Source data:
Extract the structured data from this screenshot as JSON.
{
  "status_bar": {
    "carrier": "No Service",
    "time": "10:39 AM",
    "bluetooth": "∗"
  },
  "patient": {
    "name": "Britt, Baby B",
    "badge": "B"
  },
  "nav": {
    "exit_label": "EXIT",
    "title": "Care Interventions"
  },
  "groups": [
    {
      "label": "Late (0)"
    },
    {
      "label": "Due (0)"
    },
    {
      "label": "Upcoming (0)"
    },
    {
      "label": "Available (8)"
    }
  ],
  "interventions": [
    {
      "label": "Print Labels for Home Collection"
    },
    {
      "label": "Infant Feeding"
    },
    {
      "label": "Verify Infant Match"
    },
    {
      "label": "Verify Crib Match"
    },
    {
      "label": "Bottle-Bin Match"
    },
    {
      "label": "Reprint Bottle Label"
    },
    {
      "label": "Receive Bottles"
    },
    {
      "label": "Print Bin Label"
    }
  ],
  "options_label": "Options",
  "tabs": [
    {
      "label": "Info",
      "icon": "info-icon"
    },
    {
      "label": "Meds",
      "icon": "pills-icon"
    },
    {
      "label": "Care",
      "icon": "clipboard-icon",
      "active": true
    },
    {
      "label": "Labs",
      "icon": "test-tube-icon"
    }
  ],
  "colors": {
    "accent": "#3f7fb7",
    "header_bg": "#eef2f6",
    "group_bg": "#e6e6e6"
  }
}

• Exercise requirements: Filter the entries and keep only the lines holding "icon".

• Output of the task:
      "icon": "info-icon"
      "icon": "pills-icon"
      "icon": "clipboard-icon",
      "icon": "test-tube-icon"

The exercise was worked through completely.